Me smiling, working, jogging, buying coffee. He really has been stalking me.
But there was something so warm about the shots he captured. They weren’t clinical or creepy, they were packed full of yearning. Yearning I understand now, because my chest is full of it for Ryan. But I’ve chosen to squander the future he offered me in favor of living in the past, didn’t I?
It’s nighttime on Valentine’s Day now and I’m sitting outside of the motel room where my mother is staying, a grocery bag filled with money on the passenger seat beside me. If I had my cell phone with me, I know Ryan would be calling me non-stop. Oh man, I would give anything to hear his voice right now. That deep, steady drawl.
Feeling as if my feet are caked in cement, I drag the money off the seat and climb out of the car, knocking on my mother’s door a moment later. She answers immediately, a cigarette perched in the corner of her lips. She only spares me a quick glance before her gaze searches out the money. When she spies it in my hand, only then does she grow welcoming.
“Well, now. Come on in, sweetheart.” She steps back and beckons me to join her in the motel room. “I missed you. I thought you’d forgotten about me.”
“No.” I smile weakly. “I didn’t.”
Normally, I would want to linger with my mother and remind myself why I keep to myself, emotionally and physically. Right now, however, all I can think about is getting out of there. I should let Ryan know I’m okay, at the very least. I should make sure he found a way home from the cabin, since I took the only vehicle. God, I’m the worst best friend in history.

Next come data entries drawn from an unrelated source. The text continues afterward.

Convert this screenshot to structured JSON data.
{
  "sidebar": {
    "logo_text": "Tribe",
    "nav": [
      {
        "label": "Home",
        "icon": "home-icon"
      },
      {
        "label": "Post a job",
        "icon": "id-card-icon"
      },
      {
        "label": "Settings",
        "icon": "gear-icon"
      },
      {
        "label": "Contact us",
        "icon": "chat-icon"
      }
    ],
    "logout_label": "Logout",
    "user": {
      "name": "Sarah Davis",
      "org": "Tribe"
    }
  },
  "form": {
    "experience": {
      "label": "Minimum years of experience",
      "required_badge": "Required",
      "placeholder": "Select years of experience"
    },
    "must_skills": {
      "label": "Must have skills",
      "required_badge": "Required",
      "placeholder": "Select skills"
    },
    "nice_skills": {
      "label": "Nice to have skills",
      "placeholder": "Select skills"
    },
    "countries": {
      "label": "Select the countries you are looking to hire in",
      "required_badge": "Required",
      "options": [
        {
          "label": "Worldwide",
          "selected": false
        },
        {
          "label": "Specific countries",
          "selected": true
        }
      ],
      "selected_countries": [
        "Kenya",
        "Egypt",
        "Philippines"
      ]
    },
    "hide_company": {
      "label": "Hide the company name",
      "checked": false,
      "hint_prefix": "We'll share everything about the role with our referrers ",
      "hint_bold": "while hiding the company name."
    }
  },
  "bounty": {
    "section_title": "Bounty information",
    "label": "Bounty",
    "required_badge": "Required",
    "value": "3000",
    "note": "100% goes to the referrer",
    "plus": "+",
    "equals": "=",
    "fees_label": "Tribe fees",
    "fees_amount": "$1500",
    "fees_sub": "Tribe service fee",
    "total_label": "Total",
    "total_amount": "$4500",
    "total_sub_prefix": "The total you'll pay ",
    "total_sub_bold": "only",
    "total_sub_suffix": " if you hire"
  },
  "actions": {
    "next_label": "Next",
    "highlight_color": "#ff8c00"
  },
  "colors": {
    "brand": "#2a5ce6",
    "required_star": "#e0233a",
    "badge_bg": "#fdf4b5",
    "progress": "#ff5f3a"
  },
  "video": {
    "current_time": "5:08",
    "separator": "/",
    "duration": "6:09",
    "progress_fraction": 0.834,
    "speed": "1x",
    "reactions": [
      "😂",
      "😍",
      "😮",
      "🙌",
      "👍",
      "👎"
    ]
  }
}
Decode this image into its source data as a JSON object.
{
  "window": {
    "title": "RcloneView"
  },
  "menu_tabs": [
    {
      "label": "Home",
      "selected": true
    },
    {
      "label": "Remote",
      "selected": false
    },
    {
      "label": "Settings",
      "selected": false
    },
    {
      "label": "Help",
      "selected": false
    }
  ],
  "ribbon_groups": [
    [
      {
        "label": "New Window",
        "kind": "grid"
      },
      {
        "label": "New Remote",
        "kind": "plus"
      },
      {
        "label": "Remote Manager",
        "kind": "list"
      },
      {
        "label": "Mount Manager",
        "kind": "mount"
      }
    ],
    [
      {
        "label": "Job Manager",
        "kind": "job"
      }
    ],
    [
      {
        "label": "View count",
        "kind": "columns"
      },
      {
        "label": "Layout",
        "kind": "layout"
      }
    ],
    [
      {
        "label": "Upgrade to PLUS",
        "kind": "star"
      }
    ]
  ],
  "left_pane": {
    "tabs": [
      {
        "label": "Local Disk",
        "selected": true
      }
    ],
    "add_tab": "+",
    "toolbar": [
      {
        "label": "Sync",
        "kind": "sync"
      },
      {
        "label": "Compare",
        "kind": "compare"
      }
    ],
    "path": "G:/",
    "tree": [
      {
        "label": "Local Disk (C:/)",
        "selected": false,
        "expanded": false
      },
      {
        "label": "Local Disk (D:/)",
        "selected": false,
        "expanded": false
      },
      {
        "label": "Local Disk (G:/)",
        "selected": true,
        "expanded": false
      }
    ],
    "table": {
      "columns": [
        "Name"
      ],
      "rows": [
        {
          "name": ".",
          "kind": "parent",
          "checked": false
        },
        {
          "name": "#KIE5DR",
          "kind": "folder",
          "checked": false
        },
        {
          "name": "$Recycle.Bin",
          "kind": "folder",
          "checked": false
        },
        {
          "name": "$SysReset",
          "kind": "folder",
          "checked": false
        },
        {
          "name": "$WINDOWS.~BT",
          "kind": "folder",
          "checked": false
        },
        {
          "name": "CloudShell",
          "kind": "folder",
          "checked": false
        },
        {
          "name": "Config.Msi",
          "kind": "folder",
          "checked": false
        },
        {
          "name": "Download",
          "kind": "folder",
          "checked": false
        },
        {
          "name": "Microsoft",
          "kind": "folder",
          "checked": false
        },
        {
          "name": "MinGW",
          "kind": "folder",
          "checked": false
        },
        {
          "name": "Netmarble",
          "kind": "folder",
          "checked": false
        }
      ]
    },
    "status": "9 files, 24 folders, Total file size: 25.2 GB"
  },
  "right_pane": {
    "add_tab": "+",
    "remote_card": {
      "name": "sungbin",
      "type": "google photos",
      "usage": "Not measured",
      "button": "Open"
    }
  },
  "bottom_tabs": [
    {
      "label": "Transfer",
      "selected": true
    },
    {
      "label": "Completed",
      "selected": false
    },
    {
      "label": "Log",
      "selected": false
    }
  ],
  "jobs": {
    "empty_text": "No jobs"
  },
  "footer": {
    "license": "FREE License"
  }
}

What if this is the final straw and he gives up on me?
“Um…” My voice cracks as I hand my mother the bag. “This should be enough to cover your prescriptions for the next year.”
Her crack of delighted laughter makes me jump. She grabs the bag and peers inside, setting it on the bed beside…what looks like a designer purse and a plane ticket. “Thanks, Jessie. I know I can always count on you.”
I point at the ticket. “Where are you going?” I ask through numb lips.
“Vegas for a while.” She waves her hands like it’s no big deal. “I have some friends out there I haven’t seen in a while.”
“Really,” I say in a hollow tone. “You told me you couldn’t even afford medication. But you can afford a trip to Vegas? Helping you out would have made me late on rent this month…” Which is why I tried to knock over a convenience store. “At least until I found out…until I came into some cash—”
“You came into some cash?” My mother perks up. “How much?” She pokes at the grocery bag. “Is this all you can spare?”
No, it’s not. There were four shoeboxes full of money and I only brought the contents of one. And I start to feel guilty over that fact until Ryan’s words come back to me, filling my ear as if he’s standing beside me.
I think your weaknesses are actually what make you strong. Compassion. Loyalty. Bravery. You just have to know when to say enough. That’s it, princess.
“Enough,” I say firmly, surprised by the sound of my own voice. But it grows stronger. “I’ve given you enough, mother. Thank you for protecting me when I was a child, but…if you come back here and ask me for another dime, the answer will be no.” I point at the bag. “This is the last time.”